I am myself today, but I am him also, the one called Juan Mendez. Once Juan Mendez lived in Buenos Aires. Probably, I imagine, he took the Retiro-Constitucion line of the subterranean to Plaza General San Martin station, turned the corner to the left onto Maipu and walked past the pink flowered pampas trees, past the gothic grillwork entry gate intertwined with brilliant purple-red blossomed bougainvillea, and looked up at the French baroque apartments with their narrow balconies, bolted shutters, gray mansard roofs.
Now Juan Mendez lives in Washington and works as the Washington director of the Americas Watch Committee, a human rights organization that parallels the work of the U.S. Helsinki Watch, which focuses on human rights abuses by the Soviet Union and countries of Eastern Europe. So instead of taking the subterranean in Buenos Aires, Juan Mendez now travels on the D.C. Metro from his office to Capitol Hill, where he monitors legislation affecting those areas in Latin America with human rights records needing something more than quiet diplomacy.
When the war of words over the place of human rights in American foreign policy initially erupted, the face of Juan Mendez could have become the human rights activists' secret weapon.

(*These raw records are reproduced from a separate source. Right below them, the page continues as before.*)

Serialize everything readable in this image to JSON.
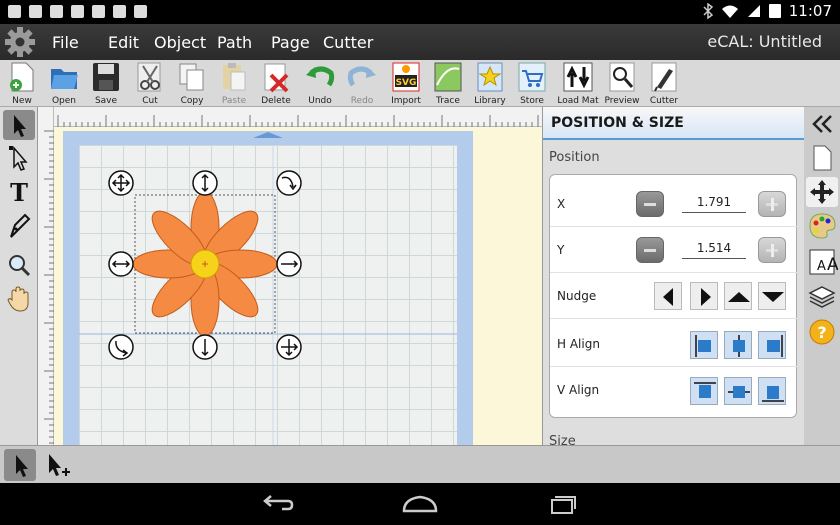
{
  "status_bar": {
    "time": "11:07"
  },
  "menu": {
    "items": [
      "File",
      "Edit",
      "Object",
      "Path",
      "Page",
      "Cutter"
    ],
    "app_title": "eCAL: Untitled"
  },
  "toolbar": {
    "buttons": [
      {
        "label": "New",
        "icon": "new-file-icon",
        "enabled": true
      },
      {
        "label": "Open",
        "icon": "open-folder-icon",
        "enabled": true
      },
      {
        "label": "Save",
        "icon": "floppy-disk-icon",
        "enabled": true
      },
      {
        "label": "Cut",
        "icon": "scissors-icon",
        "enabled": true
      },
      {
        "label": "Copy",
        "icon": "copy-icon",
        "enabled": true
      },
      {
        "label": "Paste",
        "icon": "paste-icon",
        "enabled": false
      },
      {
        "label": "Delete",
        "icon": "delete-icon",
        "enabled": true
      },
      {
        "label": "Undo",
        "icon": "undo-icon",
        "enabled": true
      },
      {
        "label": "Redo",
        "icon": "redo-icon",
        "enabled": false
      },
      {
        "label": "Import",
        "icon": "svg-import-icon",
        "enabled": true
      },
      {
        "label": "Trace",
        "icon": "trace-icon",
        "enabled": true
      },
      {
        "label": "Library",
        "icon": "library-star-icon",
        "enabled": true
      },
      {
        "label": "Store",
        "icon": "cart-icon",
        "enabled": true
      },
      {
        "label": "Load Mat",
        "icon": "load-mat-icon",
        "enabled": true
      },
      {
        "label": "Preview",
        "icon": "magnifier-icon",
        "enabled": true
      },
      {
        "label": "Cutter",
        "icon": "cutter-blade-icon",
        "enabled": true
      }
    ]
  },
  "left_tools": [
    "select-arrow-icon",
    "node-edit-icon",
    "text-tool-icon",
    "pen-tool-icon",
    "zoom-tool-icon",
    "hand-pan-icon"
  ],
  "canvas": {
    "shape": "flower",
    "petal_color": "#f58a42",
    "center_color": "#f7d21a",
    "mat_color": "#b3ccec",
    "work_bg": "#fdf7da"
  },
  "panel": {
    "title": "POSITION & SIZE",
    "position_label": "Position",
    "x_label": "X",
    "x_value": "1.791",
    "y_label": "Y",
    "y_value": "1.514",
    "nudge_label": "Nudge",
    "h_align_label": "H Align",
    "v_align_label": "V Align",
    "size_label": "Size"
  },
  "right_strip": [
    "collapse-panel-icon",
    "page-icon",
    "move-arrows-icon",
    "palette-icon",
    "font-size-icon",
    "layers-icon",
    "help-icon"
  ],
  "bottom_tools": [
    "select-arrow-icon",
    "add-select-arrow-icon"
  ],
  "accent": "#5b9bd5"
}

That is because to see the face of Juan Mendez, to see the stark contrast of jet black hair and full mustache in combat with pale olive skin the color of forgotten ghosts, skin as translucent as parchment, is to see the debate over human rights come to life.
To see the face of Juan Mendez is to gaze into dark, deep-set eyes, liquid caverns the color of anger and anguish that spill over into raw shadows, shadows etched long ago into this face by the eaters of persons. To gaze into these eyes is to comprehend the crucial flaw in the Reagan approach to human rights.
For to see the face of Juan Mendez is to see the words made flesh.